More and more enterprises are considering making the move to migrate to the cloud. The decision is one that will eventually come for most enterprises. The migration itself requires a lot of planning and preparation. This week we had the chance to sit down with Olivier Raynaut, the lead US Microsoft Specialist for GSX in the US to get his insights on the migration to the cloud, and the common questions customers have.
There is a steady increase of customers that consider moving to Office 365. How can they find out the benefits and drawbacks of doing so?

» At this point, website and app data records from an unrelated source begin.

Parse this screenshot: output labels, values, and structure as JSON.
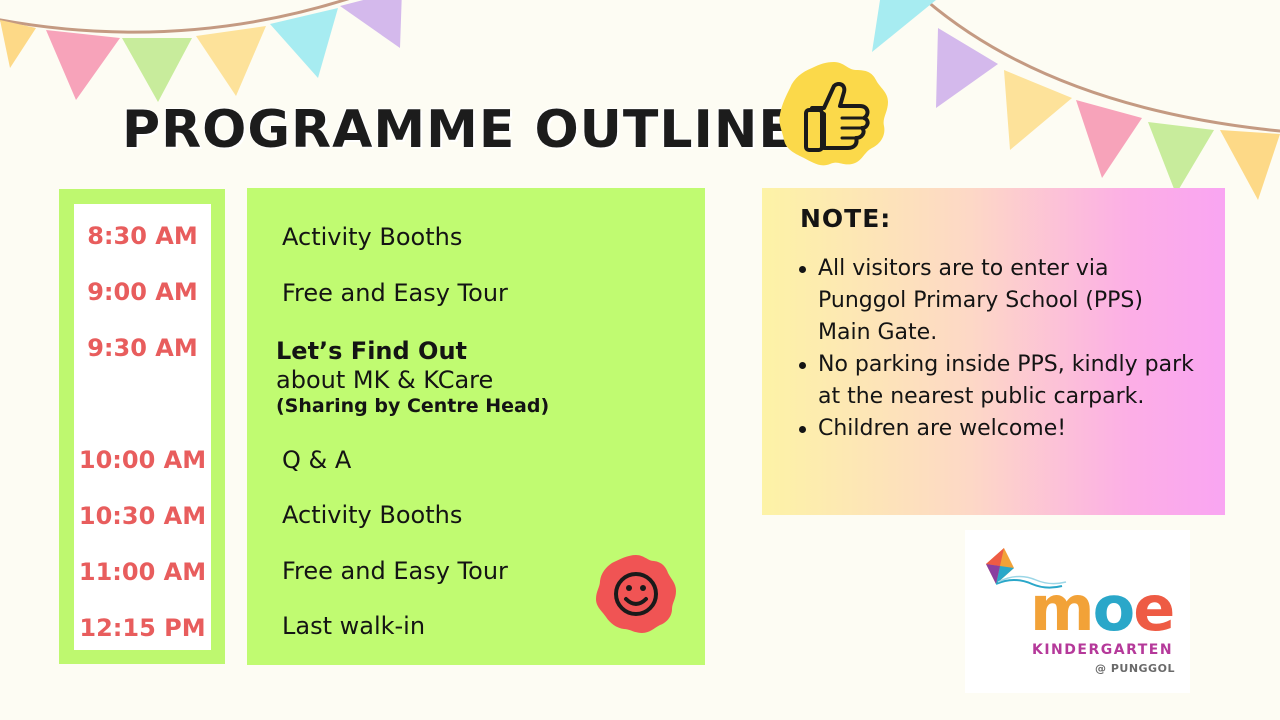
{
  "title": "PROGRAMME OUTLINE",
  "schedule": [
    {
      "time": "8:30 AM",
      "activity": "Activity Booths"
    },
    {
      "time": "9:00 AM",
      "activity": "Free and Easy Tour"
    },
    {
      "time": "9:30 AM",
      "activity_line1": "Let’s Find Out",
      "activity_line2": "about MK & KCare",
      "activity_line3": "(Sharing by Centre Head)"
    },
    {
      "time": "10:00 AM",
      "activity": "Q & A"
    },
    {
      "time": "10:30 AM",
      "activity": "Activity Booths"
    },
    {
      "time": "11:00 AM",
      "activity": "Free and Easy Tour"
    },
    {
      "time": "12:15 PM",
      "activity": "Last walk-in"
    }
  ],
  "note": {
    "title": "NOTE:",
    "items": [
      "All visitors are to enter via Punggol Primary School (PPS) Main Gate.",
      "No parking inside PPS, kindly park at the nearest public carpark.",
      "Children are welcome!"
    ]
  },
  "logo": {
    "moe": [
      "m",
      "o",
      "e"
    ],
    "kindergarten": "KINDERGARTEN",
    "location": "@ PUNGGOL"
  },
  "colors": {
    "time_text": "#e85d5d",
    "panel_green": "#c0fb71",
    "badge_yellow": "#fbd94a",
    "badge_red": "#f05454"
  },
  "icons": [
    "thumbs-up-icon",
    "smiley-icon",
    "kite-icon",
    "bunting-flags"
  ]
}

Indeed we see the trend of companies moving to the cloud increasing a lot these past years. Microsoft provides you with a list of benefits that you can take a look at (http://office.microsoft.com/en-us/business/why-office-365-for-business-FX104138860.aspx), of course this might sound like a marketing speech but it is still something interesting to read.

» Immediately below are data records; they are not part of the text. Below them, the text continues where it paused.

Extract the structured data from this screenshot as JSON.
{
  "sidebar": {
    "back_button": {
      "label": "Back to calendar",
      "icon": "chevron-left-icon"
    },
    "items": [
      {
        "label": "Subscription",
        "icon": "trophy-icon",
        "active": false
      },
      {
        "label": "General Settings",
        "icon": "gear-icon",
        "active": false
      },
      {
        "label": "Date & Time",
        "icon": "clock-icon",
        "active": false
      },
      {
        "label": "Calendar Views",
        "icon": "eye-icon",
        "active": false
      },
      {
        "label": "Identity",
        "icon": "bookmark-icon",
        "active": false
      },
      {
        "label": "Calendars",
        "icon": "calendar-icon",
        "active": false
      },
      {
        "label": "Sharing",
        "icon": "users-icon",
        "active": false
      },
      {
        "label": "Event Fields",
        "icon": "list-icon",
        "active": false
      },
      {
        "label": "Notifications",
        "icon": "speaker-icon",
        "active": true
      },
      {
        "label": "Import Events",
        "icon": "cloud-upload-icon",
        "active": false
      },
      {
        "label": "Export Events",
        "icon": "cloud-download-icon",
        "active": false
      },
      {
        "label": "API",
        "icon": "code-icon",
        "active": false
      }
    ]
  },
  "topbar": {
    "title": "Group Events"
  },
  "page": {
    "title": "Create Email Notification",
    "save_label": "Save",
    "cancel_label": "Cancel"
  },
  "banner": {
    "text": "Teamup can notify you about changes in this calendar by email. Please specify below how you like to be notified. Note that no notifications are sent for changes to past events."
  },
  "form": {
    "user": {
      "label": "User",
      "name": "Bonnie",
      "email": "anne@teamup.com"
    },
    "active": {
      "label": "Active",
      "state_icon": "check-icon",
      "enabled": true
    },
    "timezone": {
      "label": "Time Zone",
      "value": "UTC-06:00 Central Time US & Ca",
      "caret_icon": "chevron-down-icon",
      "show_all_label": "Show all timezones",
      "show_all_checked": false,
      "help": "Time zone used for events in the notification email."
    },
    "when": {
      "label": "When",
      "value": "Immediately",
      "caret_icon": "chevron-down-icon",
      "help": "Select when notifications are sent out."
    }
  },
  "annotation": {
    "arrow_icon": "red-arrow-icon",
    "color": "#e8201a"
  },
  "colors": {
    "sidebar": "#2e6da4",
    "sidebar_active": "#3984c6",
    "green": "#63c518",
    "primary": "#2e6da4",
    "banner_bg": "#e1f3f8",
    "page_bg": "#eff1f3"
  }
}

The main benefit, I would say is staying up to date as Microsoft will roll out for you the latest updates, not having to configure your environment and care about planning for changes. If a lot of custom development has been made on premise then it might get tricky once being full cloud. A common scenario that we see is going hybrid for most of the platform, especially Microsoft Exchange. This allows to have the best of both worlds, but still introduces limitations, especially for the interactions between online and on-premises users (e.g. it is not possible to delegate access to a user online from on-premises or the opposite).
I think that benefits and drawbacks are really unique to each company and thorough planning should be achieved before any migration.

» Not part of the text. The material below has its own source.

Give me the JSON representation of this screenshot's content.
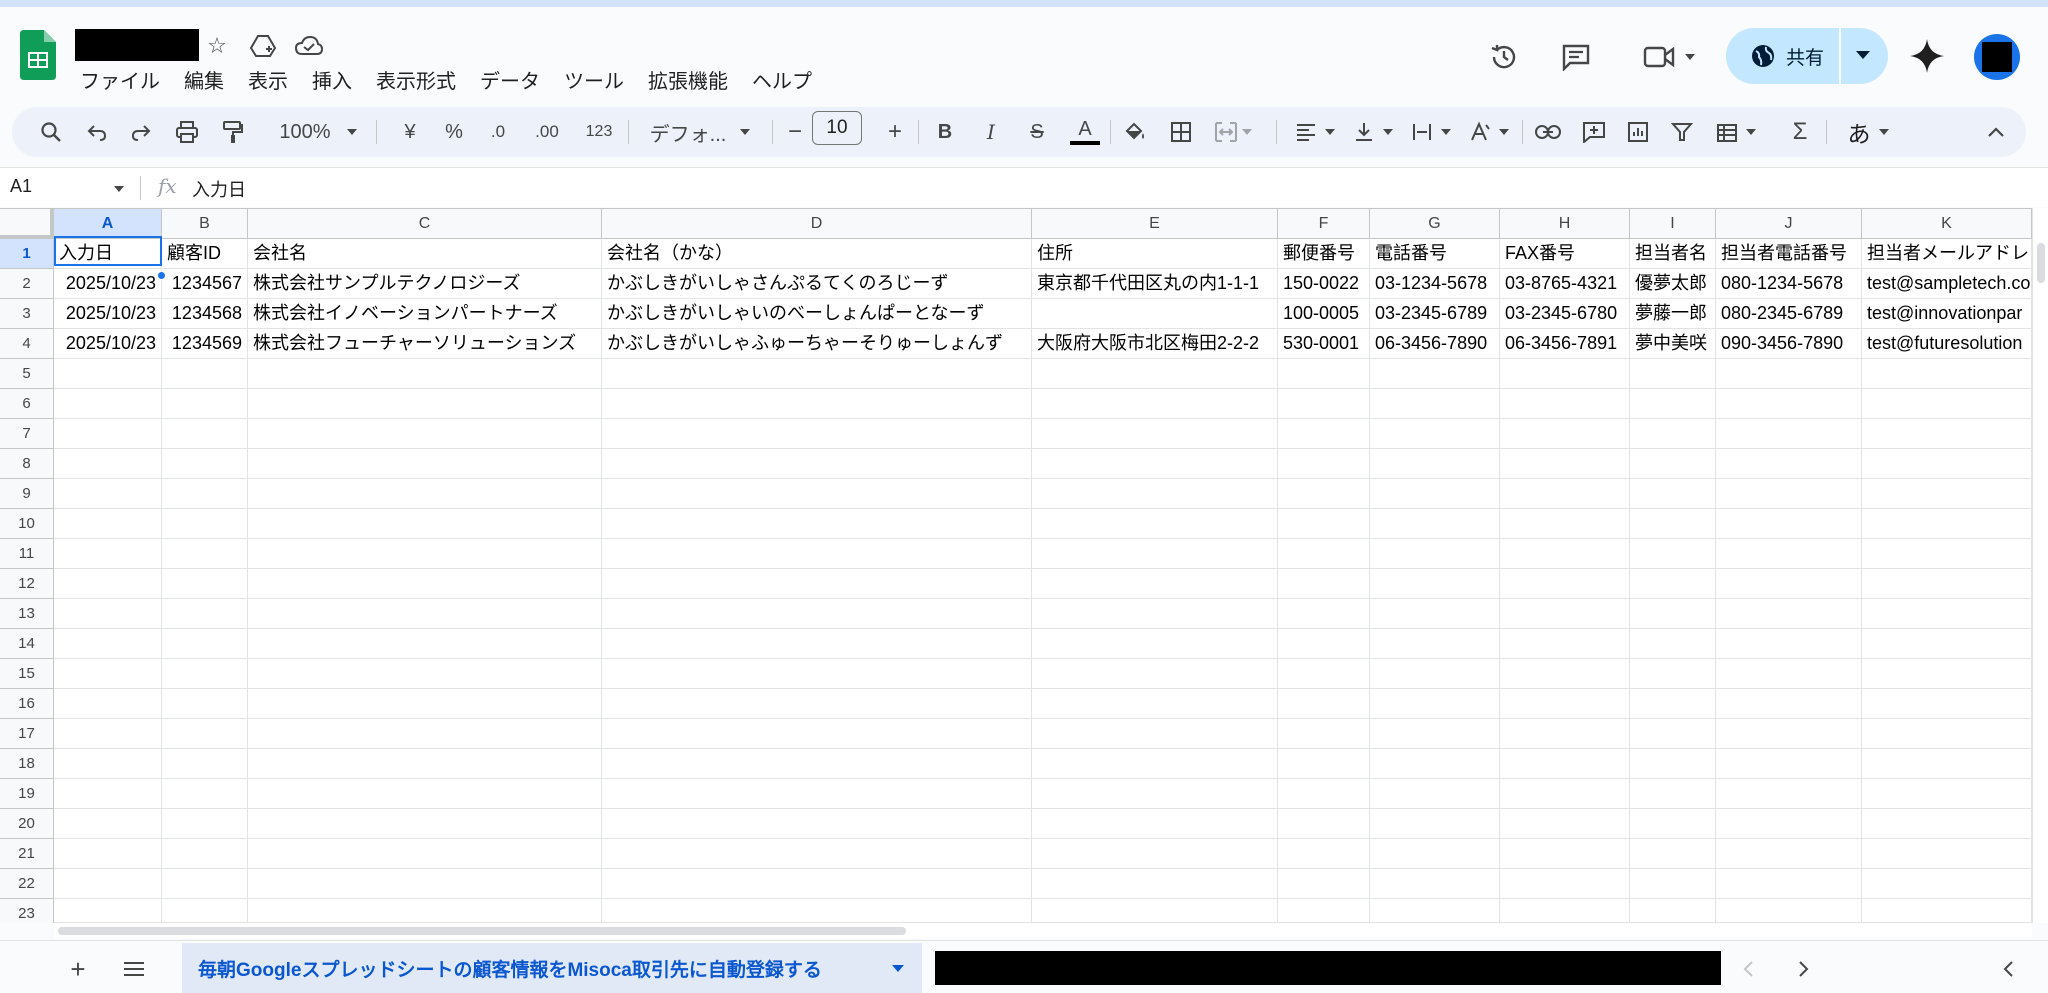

Some customers move to Office 365 for a set of users but not all of them. How can you ensure that Office 365 is running fine for specific users such as Executive or "VIP users"?
This is always a tricky thing to ensure that it is working fine, especially for your boss or the CEO of the company. This is one of the many benefits of using a monitoring solution, you can directly configure scenarios on specific mailboxes to ensure availability and performance. For example you can configure opening the CEO mailbox every 10 minutes and be alerted as soon as there is a performance or access issue, before your CEO complains to you.
Moreover we have seen in the past that Office 365 had encountered a few issues, without automatically notifying their customers right away, therefore it is very important to have monitoring in place in order to find out the truth, and be able to know where the issue is coming from.
Figure 1: VIP Scenario with evolution of Access Time
How can I ensure that Office 365 will provide the same quality of service as an on-premises messaging environment?
For user connectivity to their mailbox
Routing email inbound vs Outbound
Again, extensive planning should be performed before moving to the cloud in order to answer these questions beforehand. Using GSX Monitor & Analyzer you can monitor and report on the user connectivity as well as routing time. What our customers usually perform are a set of scenarios using GSX Monitor to perform an "Open Mailbox" both online and on-premises, and compare the execution time and availability of these in our reporting tool GSX Analyzer.
As for the mail routing, it is possible to configure any type of scenario to send email from one location to another. So for example, having an internal mail routing in-between two on-premises users, compared to two online users; a round trip mail routing test from on-premises to an echo service (which will bounce back any received email to the sender), and same from online to the echo service.
Performing these scenarios for a couple of months will help you find out the differences (or similarities) of the service delivered from the on-premises environment or Exchange Online.
Figure 2: Comparison of opening an on premise mailbox and online mailbox
When using Office 365, how can I tell where the issues come from (e.g. ISP, Internal network, Office 365)?
GSX Monitor provides you with URL monitoring in order to monitor the Office 365 portal (portal.onmicrosoft.com), Office 365 login page (login.onmicrosoft.com) and some whiteness URLs. Basically by comparing these URL performances you can determine the root cause of any connectivity issues. For example, seeing the Office 365 login page and the "open mailbox" scenario time increase considerably but not the two witness URLs will indicate an issue from Office 365. Otherwise seeing a global increase on all the scenarios and URL will indicate an issue at the ISP or internal network level, which could then be narrowed down by monitoring internal equipment such as an intranet website.
Is it still important to define SLAs when I move to the cloud?
No matter what the environment is, it is critical to any organization to define a set of SLAs. SLAs allow to define a set of ground rules that should be followed in order to improve quality of service while limiting costs. Therefore based on the SLAs defined you might need to improve redundancy, backups, storage, or any equipment. For example without defining SLAs the IT department might struggle to get approval for new equipment.
Therefore, while monitoring the Cloud, it is important to get user-experience SLAs. And although the service is delivered from the cloud, you are still responsible for the quality of this service, to the different locations where your end users are.
While using GSX Monitor & Analyzer, you can easily create reports on SLAs and KPIs by using templates available across the different platforms you monitor.
Figure 3: Up time of scenarios compared to the 99% SLA defined in red.
Figure 4: Execution Time of scenarios sorted decreasingly
Video: Quick tour of GSX Monitor & Analyzer
Check out this new video and get the chance to understand GSX Solutions' business value!